*** Data for analysis Section Begins ***

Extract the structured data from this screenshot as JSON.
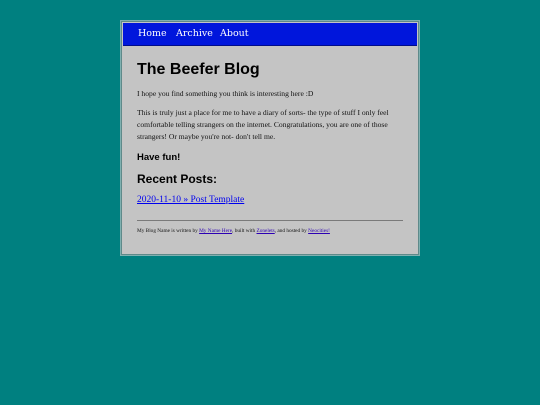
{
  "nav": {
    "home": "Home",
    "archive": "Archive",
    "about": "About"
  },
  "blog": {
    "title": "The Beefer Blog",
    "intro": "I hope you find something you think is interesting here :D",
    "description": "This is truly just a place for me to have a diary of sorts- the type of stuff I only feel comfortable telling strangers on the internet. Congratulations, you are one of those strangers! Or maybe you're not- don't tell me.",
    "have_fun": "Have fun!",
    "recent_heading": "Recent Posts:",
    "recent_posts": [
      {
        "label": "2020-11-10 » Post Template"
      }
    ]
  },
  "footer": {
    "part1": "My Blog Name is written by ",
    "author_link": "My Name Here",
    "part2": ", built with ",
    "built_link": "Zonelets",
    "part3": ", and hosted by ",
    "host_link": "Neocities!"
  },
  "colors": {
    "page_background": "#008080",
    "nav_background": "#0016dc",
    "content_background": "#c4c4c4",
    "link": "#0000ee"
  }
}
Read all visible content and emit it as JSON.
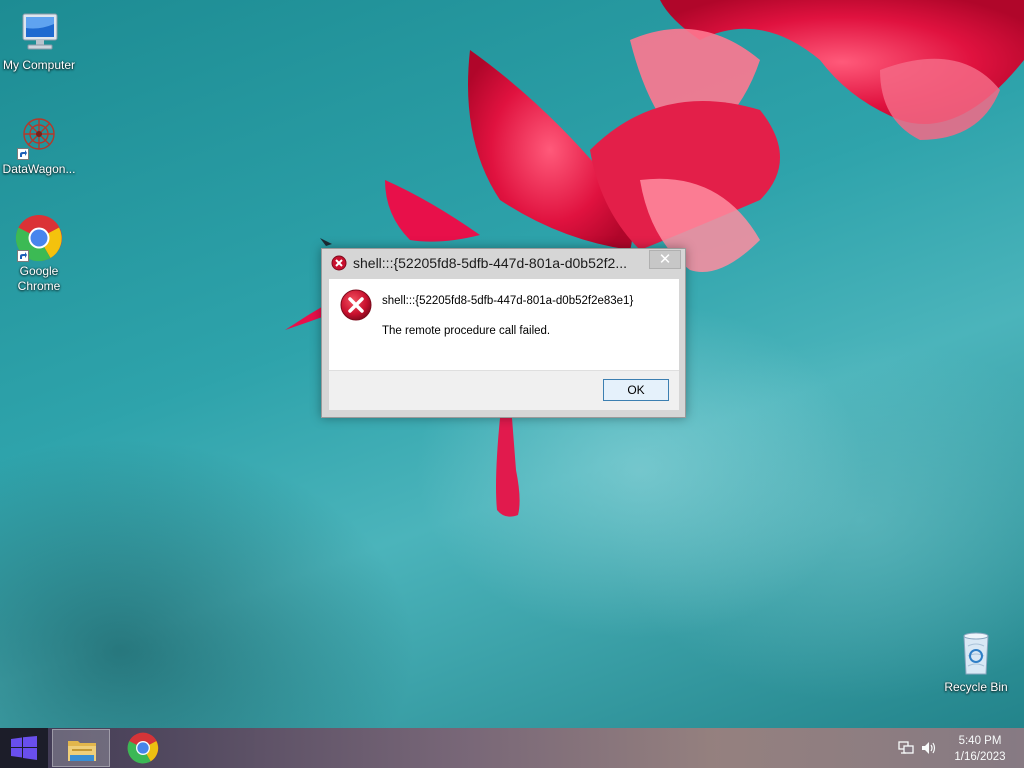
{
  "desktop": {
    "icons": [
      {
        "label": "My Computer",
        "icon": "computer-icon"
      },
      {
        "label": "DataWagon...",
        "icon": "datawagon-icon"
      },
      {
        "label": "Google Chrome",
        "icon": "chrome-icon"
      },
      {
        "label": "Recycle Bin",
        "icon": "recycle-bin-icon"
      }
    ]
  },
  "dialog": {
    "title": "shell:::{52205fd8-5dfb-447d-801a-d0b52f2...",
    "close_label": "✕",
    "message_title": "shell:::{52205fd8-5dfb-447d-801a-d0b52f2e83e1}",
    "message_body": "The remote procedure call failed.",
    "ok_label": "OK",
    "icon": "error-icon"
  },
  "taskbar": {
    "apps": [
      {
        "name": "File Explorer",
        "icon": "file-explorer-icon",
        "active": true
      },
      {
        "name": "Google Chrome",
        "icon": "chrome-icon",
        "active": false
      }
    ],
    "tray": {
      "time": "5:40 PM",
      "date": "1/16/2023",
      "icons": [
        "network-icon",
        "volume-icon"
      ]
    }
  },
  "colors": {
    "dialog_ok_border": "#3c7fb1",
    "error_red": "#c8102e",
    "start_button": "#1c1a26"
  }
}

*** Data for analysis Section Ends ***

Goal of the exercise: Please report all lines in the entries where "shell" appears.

Answer to this problem:
    "title": "shell:::{52205fd8-5dfb-447d-801a-d0b52f2...",
    "message_title": "shell:::{52205fd8-5dfb-447d-801a-d0b52f2e83e1}",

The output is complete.